“But the trials and tribulations of 2021 especially impacted some of the world’s most vulnerable people: the over 84 million forced to flee their homes to escape war, persecution, and other life-threatening situations.”
In January, 2022, the UN Relief and Works Agency for Palestine Refugees in the Near East (UNRWA) announced it was seeking from the international community $ 1.6 billion this year.
UNRWA was established by the General Assembly in 1949, mandated to provide assistance and protection to 5.7 million Palestine refugees registered with the agency across its five fields of operation.
UNRWA’s mission is to “help Palestine refugees in Jordan, Lebanon, Syria, West Bank, including East Jerusalem and the Gaza Strip achieve their full human development potential, pending a just and lasting solution to their plight. UNRWA services encompass education, health care, relief and social services, camp infrastructure and improvement, protection and microfinance.”
In January Philippe Lazzarini, UNRWA commissioner-general, said the international community recognized the “lifesaving role of UNRWA” and its role in contributing toward stability in the Middle East.
“In 2022, that recognition must be supported by the adequate level of funding to meet this critical moment for Palestine refugees,” he said.
“Chronic agency budget shortfalls threaten the livelihoods and well-being of the Palestine refugees that UNRWA serves and pose a serious threat to the Agency’s ability to maintain services.”
Earlier in September Lazzarini concluded an official visit to Cairo during which he met with Ahmed Aboul Gheit, the secretary-general of the Arab League, and Sameh Shoukry, Egypt’s foreign minister.
Commending Egypt and the Arab League for their political support, he called for continued Arab solidarity with Palestine refugees, not least in their financial support of the UNRWA.
“But it requires adequate resources to implement the mandate that this region, and most of the world, gives it,” Lazzarini said. “Political support — without matching financial resources — will not cover the cost of 700 schools, 140 health centres, and food and cash assistance for over two million poor and conflict-affected Palestine refugees.”
It is no different for the UNHCR, said Mazou, who explained that while the pandemic has seen an increase in donations both from the private sector and individuals – likely driven by their own newly found hardship — the needs continue to grow.

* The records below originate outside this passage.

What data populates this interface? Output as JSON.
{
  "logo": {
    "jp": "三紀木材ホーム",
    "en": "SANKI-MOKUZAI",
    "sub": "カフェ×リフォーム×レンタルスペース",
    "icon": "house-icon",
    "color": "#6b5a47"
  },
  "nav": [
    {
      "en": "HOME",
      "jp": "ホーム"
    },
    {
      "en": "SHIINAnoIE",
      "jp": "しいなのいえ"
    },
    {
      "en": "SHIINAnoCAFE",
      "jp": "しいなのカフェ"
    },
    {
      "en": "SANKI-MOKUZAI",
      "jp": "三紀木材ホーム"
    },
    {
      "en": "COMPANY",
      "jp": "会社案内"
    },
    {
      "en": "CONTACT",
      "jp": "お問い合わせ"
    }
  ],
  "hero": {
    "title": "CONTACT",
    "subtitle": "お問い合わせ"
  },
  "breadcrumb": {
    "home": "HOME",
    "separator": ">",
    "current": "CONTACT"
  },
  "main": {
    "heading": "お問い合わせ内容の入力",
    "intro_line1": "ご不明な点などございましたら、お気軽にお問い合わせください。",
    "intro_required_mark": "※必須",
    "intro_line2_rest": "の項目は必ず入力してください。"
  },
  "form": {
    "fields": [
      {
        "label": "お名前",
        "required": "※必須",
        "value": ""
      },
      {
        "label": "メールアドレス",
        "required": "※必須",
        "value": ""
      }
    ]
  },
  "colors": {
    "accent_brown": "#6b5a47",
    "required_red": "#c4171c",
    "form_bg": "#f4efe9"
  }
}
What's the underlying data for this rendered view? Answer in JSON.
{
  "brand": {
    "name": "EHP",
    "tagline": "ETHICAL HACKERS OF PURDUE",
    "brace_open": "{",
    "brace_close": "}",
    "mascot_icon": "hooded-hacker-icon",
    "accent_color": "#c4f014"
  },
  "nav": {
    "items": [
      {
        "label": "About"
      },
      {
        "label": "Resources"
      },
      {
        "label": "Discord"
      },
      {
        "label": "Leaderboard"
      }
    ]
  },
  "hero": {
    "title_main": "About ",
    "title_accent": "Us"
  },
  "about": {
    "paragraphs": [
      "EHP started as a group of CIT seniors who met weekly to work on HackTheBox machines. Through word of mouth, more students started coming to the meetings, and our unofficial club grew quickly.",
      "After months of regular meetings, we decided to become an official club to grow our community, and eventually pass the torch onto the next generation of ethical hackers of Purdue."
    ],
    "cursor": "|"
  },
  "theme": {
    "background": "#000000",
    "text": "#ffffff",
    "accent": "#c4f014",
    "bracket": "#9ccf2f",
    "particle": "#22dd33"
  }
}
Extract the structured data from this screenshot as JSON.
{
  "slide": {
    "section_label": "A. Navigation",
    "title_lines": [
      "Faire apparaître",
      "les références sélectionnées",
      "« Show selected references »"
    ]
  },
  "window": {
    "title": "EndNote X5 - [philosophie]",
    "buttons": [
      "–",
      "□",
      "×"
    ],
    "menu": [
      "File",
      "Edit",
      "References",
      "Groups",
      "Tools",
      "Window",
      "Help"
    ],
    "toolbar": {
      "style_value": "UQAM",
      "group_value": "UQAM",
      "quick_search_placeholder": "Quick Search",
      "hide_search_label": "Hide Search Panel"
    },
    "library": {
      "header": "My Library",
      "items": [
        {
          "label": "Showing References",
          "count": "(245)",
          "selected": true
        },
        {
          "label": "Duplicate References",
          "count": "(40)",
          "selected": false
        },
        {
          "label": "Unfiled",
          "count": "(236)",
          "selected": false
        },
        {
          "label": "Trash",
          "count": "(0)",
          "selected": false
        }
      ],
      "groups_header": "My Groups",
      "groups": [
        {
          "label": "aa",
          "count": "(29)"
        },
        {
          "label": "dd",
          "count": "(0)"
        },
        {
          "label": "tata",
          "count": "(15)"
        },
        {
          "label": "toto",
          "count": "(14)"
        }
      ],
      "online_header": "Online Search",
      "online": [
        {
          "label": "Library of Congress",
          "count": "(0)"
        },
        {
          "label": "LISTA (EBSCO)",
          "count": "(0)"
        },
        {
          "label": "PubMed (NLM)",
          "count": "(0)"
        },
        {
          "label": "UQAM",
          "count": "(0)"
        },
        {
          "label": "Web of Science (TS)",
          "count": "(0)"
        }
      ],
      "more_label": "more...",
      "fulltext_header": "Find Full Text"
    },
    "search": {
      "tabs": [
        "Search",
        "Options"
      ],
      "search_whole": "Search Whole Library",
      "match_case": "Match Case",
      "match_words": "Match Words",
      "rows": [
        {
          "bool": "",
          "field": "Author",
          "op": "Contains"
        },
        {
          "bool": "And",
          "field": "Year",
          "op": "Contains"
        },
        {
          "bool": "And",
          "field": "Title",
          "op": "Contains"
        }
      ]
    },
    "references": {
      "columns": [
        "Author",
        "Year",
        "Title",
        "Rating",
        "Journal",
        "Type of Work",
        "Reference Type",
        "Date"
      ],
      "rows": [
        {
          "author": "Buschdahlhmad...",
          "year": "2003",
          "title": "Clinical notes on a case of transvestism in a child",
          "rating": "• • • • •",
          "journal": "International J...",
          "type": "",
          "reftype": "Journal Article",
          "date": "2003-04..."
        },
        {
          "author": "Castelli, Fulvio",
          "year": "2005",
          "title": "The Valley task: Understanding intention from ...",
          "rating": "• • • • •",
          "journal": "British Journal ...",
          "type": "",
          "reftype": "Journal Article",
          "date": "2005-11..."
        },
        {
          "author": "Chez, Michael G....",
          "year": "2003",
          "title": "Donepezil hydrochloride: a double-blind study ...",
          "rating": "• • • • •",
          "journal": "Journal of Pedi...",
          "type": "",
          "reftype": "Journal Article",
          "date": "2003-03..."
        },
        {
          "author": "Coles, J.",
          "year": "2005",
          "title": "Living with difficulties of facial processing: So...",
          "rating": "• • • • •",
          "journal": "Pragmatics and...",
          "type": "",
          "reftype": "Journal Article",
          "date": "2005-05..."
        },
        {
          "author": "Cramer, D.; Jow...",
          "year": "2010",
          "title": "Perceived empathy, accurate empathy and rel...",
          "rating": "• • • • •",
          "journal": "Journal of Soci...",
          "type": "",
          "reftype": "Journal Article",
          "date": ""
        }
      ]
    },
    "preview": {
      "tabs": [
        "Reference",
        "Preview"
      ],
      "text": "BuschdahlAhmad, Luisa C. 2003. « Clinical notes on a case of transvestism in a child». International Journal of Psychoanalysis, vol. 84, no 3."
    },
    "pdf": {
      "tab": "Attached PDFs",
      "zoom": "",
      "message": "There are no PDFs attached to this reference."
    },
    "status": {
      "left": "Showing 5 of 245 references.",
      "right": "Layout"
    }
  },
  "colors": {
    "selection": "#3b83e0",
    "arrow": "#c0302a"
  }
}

“There are a number of situations — in Yemen for instance, where you have 5 million internally displaced people, plus about 100,000 refugees in a situation where there’s been conflict for quite some time,” Mazou told Arab News.
“It’s clear that financial support is required and also support to deal with the root cause of the conflict, which have, as an impact and as a consequence, displacement. So more financial resources are needed for sure.”
Mazou praised GCC member states for their contributions to the refugee cause, but added: “You can never be satisfied with the level of contributions we are receiving right now.”
Pointing out that the UNHCR’s global budget is around $10 billion, he said: “We normally get half of it as contribution, so we already have a gap globally.”
Addressing GCC countries, he said “Whether it is UAE, whether it is Saudi Arabia, whether it is Qatar, they have been contributing. But of course they need to contribute more.”
It is not a question of being ungrateful, Mazou explained. “This is what we ask all our donors, we appreciate what they do, but we ask for more.”